When a company or consumer buys a product or service, they expect it to work. If it doesn’t, they will demand their money back. This is a practice that needs to transfer to the cybersecurity industry as well.

If an organisation buys an anti-malware software solution and then suffers from a ransomware attack, it needs to hold the vendor accountable so they have motivation to improve the product and stop successful ransomware attacks from occurring again in the future.

If they don’t do this, cyber resilience will be impossible because cyber defenders will always be on the back foot.

This is the only way to motivate vendors to stop attacks and make sure their products are capable of protecting businesses as cybercrime surges and offensive tools continue to innovate.

So, what can businesses and risk managers do?

It all comes down to asking the right questions of vendors before SLAs are agreed, contracts are signed, and tools are deployed: These questions include:

  1. What is your liability if your product fails or is determined to be the source of a breach?
  2. Will I get a refund if your product fails, is breached or is implicated in a security incident?
  3. Does your company use the product? If so, how and will you provide evidence and a point of contact I can speak with?
  4. Does the service provide remote connectivity to any other third parties? If so, will you provide details to include your liability in the event of a breach associated with this connectivity?
  5. Will you provide details on the company ownership and supply chain for this service for purposes of a risk assessment?
  6. Are service components subject to routine vulnerability assessment scanning and security penetration testing? If so, will you provide evidence?
  7. Were service software components subject to secure development procedures and testing? If so, will you provide evidence?
  8. Are service components subject to regular security patching?
  9. Has your company been breached in the last five years?
  10. Will you provide ten customer references?

If real cyber resilience is the goal, it’s time companies [and their risk managers] gave security vendors the motivation to do more.

They must be held accountable when things go wrong, it is their duty to keep businesses secure, and businesses have a duty to keep their customer’s data safe.

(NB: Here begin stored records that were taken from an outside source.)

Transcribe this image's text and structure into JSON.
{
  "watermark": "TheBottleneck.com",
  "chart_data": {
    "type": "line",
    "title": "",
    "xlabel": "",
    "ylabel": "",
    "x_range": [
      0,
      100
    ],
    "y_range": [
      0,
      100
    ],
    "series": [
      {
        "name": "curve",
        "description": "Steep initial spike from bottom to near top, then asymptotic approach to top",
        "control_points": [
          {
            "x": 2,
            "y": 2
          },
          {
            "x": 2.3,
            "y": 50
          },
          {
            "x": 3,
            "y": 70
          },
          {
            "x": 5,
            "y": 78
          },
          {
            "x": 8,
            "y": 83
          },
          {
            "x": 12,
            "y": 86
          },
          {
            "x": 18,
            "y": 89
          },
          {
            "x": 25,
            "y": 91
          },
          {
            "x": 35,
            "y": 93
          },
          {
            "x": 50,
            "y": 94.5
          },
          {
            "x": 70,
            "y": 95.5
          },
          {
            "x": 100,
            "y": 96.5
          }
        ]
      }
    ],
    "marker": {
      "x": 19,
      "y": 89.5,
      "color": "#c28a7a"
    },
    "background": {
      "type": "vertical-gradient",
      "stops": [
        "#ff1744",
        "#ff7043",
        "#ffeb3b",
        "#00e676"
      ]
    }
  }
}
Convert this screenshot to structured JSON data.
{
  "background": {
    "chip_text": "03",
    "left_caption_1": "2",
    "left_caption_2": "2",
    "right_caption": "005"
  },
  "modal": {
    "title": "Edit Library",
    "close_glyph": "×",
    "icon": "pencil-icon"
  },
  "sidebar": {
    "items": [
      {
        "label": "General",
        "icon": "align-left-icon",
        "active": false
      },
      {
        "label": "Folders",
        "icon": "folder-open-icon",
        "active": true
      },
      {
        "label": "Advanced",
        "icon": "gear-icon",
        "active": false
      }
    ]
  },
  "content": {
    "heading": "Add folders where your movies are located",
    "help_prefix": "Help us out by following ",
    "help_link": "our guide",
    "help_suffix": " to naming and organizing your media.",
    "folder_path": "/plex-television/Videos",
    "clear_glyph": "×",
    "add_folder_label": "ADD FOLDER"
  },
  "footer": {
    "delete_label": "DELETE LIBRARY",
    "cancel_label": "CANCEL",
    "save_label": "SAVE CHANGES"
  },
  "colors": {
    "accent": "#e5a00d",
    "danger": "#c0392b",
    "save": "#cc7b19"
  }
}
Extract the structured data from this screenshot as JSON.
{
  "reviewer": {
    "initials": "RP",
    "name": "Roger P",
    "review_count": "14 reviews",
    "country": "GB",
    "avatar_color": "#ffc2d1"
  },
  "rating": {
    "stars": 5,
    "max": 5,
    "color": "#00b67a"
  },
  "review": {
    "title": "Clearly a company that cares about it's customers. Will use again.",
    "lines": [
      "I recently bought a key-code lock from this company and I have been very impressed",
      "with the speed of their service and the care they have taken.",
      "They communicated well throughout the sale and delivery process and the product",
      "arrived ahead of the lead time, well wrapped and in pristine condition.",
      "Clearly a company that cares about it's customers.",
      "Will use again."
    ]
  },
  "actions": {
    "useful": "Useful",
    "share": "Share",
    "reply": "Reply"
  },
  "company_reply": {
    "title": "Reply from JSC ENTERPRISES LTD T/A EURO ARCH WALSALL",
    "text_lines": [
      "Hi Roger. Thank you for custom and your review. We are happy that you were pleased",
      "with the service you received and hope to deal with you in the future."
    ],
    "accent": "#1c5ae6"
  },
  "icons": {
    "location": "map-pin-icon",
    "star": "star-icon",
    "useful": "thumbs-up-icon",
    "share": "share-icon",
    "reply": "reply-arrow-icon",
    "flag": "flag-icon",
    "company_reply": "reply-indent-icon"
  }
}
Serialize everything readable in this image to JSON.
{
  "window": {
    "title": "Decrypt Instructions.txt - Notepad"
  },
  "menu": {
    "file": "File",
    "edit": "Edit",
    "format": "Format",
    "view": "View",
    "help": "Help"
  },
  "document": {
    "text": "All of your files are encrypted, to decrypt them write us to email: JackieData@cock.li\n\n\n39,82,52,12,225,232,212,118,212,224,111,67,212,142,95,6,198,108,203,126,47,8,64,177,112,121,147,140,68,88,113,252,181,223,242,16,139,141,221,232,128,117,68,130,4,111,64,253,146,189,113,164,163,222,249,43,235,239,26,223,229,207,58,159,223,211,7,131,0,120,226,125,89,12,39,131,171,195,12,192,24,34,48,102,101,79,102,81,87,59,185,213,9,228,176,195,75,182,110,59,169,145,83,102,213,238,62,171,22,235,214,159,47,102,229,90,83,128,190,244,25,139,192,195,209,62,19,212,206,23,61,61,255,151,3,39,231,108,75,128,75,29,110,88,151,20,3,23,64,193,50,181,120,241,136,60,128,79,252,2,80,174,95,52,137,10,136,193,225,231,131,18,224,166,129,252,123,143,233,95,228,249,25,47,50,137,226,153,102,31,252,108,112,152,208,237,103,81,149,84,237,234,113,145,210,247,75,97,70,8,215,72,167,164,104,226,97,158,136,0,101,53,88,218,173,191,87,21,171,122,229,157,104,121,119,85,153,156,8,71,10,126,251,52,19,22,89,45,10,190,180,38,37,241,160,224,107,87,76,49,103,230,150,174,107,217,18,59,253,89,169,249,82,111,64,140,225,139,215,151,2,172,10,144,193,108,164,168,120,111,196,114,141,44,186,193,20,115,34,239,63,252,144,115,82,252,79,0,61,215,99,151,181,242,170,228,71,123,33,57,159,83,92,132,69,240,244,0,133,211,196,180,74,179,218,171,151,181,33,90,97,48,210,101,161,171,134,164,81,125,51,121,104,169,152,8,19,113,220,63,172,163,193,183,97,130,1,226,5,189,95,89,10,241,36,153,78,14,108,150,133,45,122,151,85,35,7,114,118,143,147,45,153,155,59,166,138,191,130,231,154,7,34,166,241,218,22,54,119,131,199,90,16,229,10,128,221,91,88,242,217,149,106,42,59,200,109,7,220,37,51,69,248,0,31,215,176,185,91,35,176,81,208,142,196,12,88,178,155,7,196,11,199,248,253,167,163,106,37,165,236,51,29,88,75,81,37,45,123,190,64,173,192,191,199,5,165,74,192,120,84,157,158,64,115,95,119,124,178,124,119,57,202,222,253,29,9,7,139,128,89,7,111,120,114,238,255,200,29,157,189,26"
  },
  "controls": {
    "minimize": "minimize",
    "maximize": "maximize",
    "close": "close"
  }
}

When businesses ask the right questions of vendors and ensure the products they are deploying can keep up to pace with today’s threat actors, cyber resilience will be possible.

Now is the time to put this into practice.